Problem details: The reply has to be a number alone, equal to how many lines in the entries below hold the string "names".

Entries provided:
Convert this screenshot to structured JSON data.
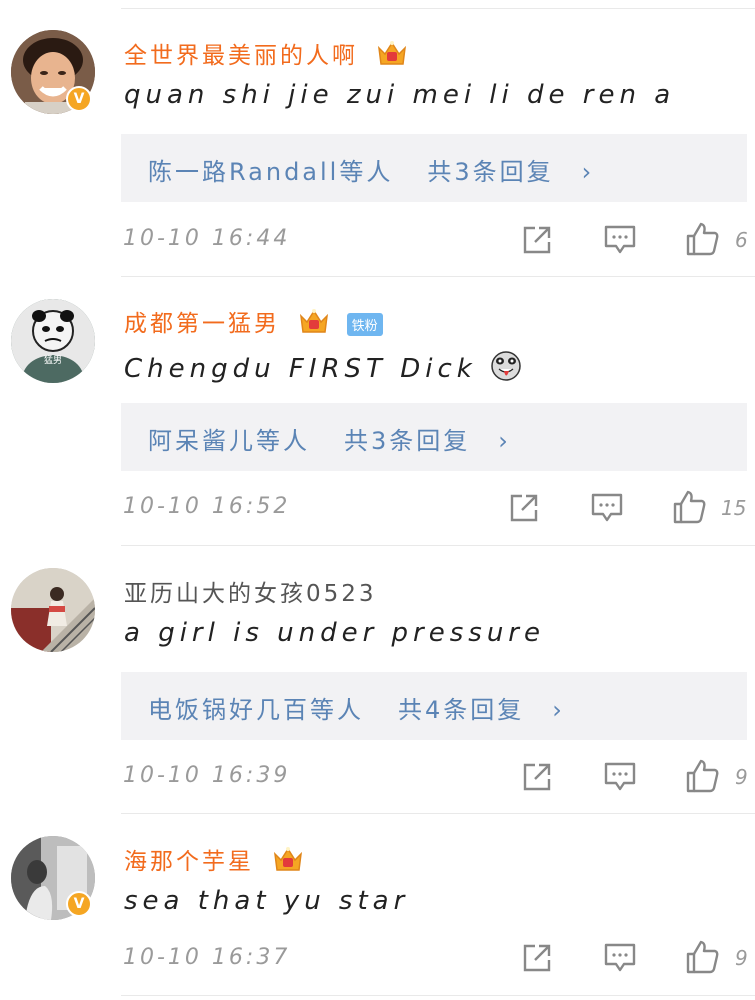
{
  "comments": [
    {
      "username": "全世界最美丽的人啊",
      "text": "quan shi jie zui mei li de ren a",
      "reply": {
        "names": "陈一路Randall等人",
        "count": "共3条回复",
        "chevron": "›"
      },
      "timestamp": "10-10 16:44",
      "likes": "6",
      "username_color": "#f26b1d",
      "verified": true
    },
    {
      "username": "成都第一猛男",
      "badge": "铁粉",
      "text": "Chengdu FIRST Dick",
      "reply": {
        "names": "阿呆酱儿等人",
        "count": "共3条回复",
        "chevron": "›"
      },
      "timestamp": "10-10 16:52",
      "likes": "15",
      "username_color": "#f26b1d",
      "verified": false
    },
    {
      "username": "亚历山大的女孩0523",
      "text": "a girl is under pressure",
      "reply": {
        "names": "电饭锅好几百等人",
        "count": "共4条回复",
        "chevron": "›"
      },
      "timestamp": "10-10 16:39",
      "likes": "9",
      "username_color": "#555555",
      "verified": false
    },
    {
      "username": "海那个芋星",
      "text": "sea that yu star",
      "timestamp": "10-10 16:37",
      "likes": "9",
      "username_color": "#f26b1d",
      "verified": true
    }
  ],
  "avatar_meme_text": "猛男",
  "verified_badge_glyph": "V",
  "icons": [
    "crown-icon",
    "share-icon",
    "comment-icon",
    "like-icon",
    "chevron-right-icon",
    "emoji-icon"
  ]
}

Response to this exercise: 3